• [Extracted information]:

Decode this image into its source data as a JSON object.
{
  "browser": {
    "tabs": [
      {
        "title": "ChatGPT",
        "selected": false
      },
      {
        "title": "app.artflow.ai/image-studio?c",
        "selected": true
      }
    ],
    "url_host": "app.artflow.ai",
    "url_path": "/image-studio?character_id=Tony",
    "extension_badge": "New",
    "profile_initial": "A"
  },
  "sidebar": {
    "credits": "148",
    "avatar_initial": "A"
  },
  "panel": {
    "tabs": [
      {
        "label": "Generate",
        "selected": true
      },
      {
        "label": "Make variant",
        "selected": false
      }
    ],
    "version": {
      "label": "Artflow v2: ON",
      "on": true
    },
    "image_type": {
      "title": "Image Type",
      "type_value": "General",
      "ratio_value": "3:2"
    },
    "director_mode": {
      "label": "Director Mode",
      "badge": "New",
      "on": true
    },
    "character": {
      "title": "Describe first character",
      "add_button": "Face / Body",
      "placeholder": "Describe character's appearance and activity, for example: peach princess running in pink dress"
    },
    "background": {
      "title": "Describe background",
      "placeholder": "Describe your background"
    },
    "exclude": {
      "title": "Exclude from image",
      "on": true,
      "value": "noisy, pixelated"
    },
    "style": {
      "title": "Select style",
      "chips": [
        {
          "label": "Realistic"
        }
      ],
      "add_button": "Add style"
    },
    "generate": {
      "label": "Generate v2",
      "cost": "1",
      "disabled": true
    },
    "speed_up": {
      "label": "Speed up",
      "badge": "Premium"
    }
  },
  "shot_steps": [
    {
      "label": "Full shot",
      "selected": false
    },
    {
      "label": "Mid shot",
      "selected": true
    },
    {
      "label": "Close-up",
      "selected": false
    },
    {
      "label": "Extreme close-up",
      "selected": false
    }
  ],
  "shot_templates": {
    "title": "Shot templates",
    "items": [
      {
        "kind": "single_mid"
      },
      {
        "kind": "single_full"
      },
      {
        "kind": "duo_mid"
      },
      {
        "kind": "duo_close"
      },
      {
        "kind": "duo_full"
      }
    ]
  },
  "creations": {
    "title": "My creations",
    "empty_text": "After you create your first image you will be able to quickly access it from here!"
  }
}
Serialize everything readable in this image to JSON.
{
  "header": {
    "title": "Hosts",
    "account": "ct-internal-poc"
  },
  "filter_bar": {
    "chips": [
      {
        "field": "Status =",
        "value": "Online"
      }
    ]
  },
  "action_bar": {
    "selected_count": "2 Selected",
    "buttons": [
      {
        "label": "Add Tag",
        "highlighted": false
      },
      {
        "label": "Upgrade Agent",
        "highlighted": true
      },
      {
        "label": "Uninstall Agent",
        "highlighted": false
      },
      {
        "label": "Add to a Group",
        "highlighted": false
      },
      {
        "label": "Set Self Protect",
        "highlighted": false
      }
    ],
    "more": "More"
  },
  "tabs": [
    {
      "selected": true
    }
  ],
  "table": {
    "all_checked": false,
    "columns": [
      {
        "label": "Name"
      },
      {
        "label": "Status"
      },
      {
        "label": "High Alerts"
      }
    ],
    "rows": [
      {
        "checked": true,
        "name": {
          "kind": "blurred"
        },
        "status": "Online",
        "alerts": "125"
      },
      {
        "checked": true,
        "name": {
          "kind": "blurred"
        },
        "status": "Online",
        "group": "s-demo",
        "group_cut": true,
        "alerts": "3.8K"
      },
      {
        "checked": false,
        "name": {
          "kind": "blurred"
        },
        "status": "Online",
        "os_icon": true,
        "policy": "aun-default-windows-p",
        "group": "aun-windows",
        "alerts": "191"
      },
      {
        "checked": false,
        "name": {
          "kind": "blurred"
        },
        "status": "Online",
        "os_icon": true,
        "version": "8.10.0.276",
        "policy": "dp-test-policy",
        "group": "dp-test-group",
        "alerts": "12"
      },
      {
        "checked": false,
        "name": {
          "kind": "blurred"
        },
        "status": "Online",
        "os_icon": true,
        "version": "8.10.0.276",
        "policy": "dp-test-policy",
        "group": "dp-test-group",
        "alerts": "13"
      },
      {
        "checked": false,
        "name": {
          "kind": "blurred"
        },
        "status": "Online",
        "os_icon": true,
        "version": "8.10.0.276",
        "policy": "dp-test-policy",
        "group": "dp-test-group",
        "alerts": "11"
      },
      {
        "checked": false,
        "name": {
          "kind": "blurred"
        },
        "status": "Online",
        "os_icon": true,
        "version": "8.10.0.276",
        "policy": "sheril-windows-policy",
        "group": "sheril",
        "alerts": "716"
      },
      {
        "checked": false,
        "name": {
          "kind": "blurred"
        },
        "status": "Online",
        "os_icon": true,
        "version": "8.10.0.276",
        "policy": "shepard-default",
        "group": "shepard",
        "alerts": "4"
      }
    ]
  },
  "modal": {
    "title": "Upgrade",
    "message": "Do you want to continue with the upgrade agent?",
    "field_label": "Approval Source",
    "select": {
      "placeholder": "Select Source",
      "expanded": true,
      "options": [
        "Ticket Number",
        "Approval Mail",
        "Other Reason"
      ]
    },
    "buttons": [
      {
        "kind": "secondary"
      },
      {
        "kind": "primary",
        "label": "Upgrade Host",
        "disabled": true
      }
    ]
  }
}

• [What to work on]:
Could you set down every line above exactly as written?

• [Answer]:
Decode this image into its source data as a JSON object.
{
  "browser": {
    "tabs": [
      {
        "title": "ChatGPT",
        "selected": false
      },
      {
        "title": "app.artflow.ai/image-studio?c",
        "selected": true
      }
    ],
    "url_host": "app.artflow.ai",
    "url_path": "/image-studio?character_id=Tony",
    "extension_badge": "New",
    "profile_initial": "A"
  },
  "sidebar": {
    "credits": "148",
    "avatar_initial": "A"
  },
  "panel": {
    "tabs": [
      {
        "label": "Generate",
        "selected": true
      },
      {
        "label": "Make variant",
        "selected": false
      }
    ],
    "version": {
      "label": "Artflow v2: ON",
      "on": true
    },
    "image_type": {
      "title": "Image Type",
      "type_value": "General",
      "ratio_value": "3:2"
    },
    "director_mode": {
      "label": "Director Mode",
      "badge": "New",
      "on": true
    },
    "character": {
      "title": "Describe first character",
      "add_button": "Face / Body",
      "placeholder": "Describe character's appearance and activity, for example: peach princess running in pink dress"
    },
    "background": {
      "title": "Describe background",
      "placeholder": "Describe your background"
    },
    "exclude": {
      "title": "Exclude from image",
      "on": true,
      "value": "noisy, pixelated"
    },
    "style": {
      "title": "Select style",
      "chips": [
        {
          "label": "Realistic"
        }
      ],
      "add_button": "Add style"
    },
    "generate": {
      "label": "Generate v2",
      "cost": "1",
      "disabled": true
    },
    "speed_up": {
      "label": "Speed up",
      "badge": "Premium"
    }
  },
  "shot_steps": [
    {
      "label": "Full shot",
      "selected": false
    },
    {
      "label": "Mid shot",
      "selected": true
    },
    {
      "label": "Close-up",
      "selected": false
    },
    {
      "label": "Extreme close-up",
      "selected": false
    }
  ],
  "shot_templates": {
    "title": "Shot templates",
    "items": [
      {
        "kind": "single_mid"
      },
      {
        "kind": "single_full"
      },
      {
        "kind": "duo_mid"
      },
      {
        "kind": "duo_close"
      },
      {
        "kind": "duo_full"
      }
    ]
  },
  "creations": {
    "title": "My creations",
    "empty_text": "After you create your first image you will be able to quickly access it from here!"
  }
}
Serialize everything readable in this image to JSON.
{
  "header": {
    "title": "Hosts",
    "account": "ct-internal-poc"
  },
  "filter_bar": {
    "chips": [
      {
        "field": "Status =",
        "value": "Online"
      }
    ]
  },
  "action_bar": {
    "selected_count": "2 Selected",
    "buttons": [
      {
        "label": "Add Tag",
        "highlighted": false
      },
      {
        "label": "Upgrade Agent",
        "highlighted": true
      },
      {
        "label": "Uninstall Agent",
        "highlighted": false
      },
      {
        "label": "Add to a Group",
        "highlighted": false
      },
      {
        "label": "Set Self Protect",
        "highlighted": false
      }
    ],
    "more": "More"
  },
  "tabs": [
    {
      "selected": true
    }
  ],
  "table": {
    "all_checked": false,
    "columns": [
      {
        "label": "Name"
      },
      {
        "label": "Status"
      },
      {
        "label": "High Alerts"
      }
    ],
    "rows": [
      {
        "checked": true,
        "name": {
          "kind": "blurred"
        },
        "status": "Online",
        "alerts": "125"
      },
      {
        "checked": true,
        "name": {
          "kind": "blurred"
        },
        "status": "Online",
        "group": "s-demo",
        "group_cut": true,
        "alerts": "3.8K"
      },
      {
        "checked": false,
        "name": {
          "kind": "blurred"
        },
        "status": "Online",
        "os_icon": true,
        "policy": "aun-default-windows-p",
        "group": "aun-windows",
        "alerts": "191"
      },
      {
        "checked": false,
        "name": {
          "kind": "blurred"
        },
        "status": "Online",
        "os_icon": true,
        "version": "8.10.0.276",
        "policy": "dp-test-policy",
        "group": "dp-test-group",
        "alerts": "12"
      },
      {
        "checked": false,
        "name": {
          "kind": "blurred"
        },
        "status": "Online",
        "os_icon": true,
        "version": "8.10.0.276",
        "policy": "dp-test-policy",
        "group": "dp-test-group",
        "alerts": "13"
      },
      {
        "checked": false,
        "name": {
          "kind": "blurred"
        },
        "status": "Online",
        "os_icon": true,
        "version": "8.10.0.276",
        "policy": "dp-test-policy",
        "group": "dp-test-group",
        "alerts": "11"
      },
      {
        "checked": false,
        "name": {
          "kind": "blurred"
        },
        "status": "Online",
        "os_icon": true,
        "version": "8.10.0.276",
        "policy": "sheril-windows-policy",
        "group": "sheril",
        "alerts": "716"
      },
      {
        "checked": false,
        "name": {
          "kind": "blurred"
        },
        "status": "Online",
        "os_icon": true,
        "version": "8.10.0.276",
        "policy": "shepard-default",
        "group": "shepard",
        "alerts": "4"
      }
    ]
  },
  "modal": {
    "title": "Upgrade",
    "message": "Do you want to continue with the upgrade agent?",
    "field_label": "Approval Source",
    "select": {
      "placeholder": "Select Source",
      "expanded": true,
      "options": [
        "Ticket Number",
        "Approval Mail",
        "Other Reason"
      ]
    },
    "buttons": [
      {
        "kind": "secondary"
      },
      {
        "kind": "primary",
        "label": "Upgrade Host",
        "disabled": true
      }
    ]
  }
}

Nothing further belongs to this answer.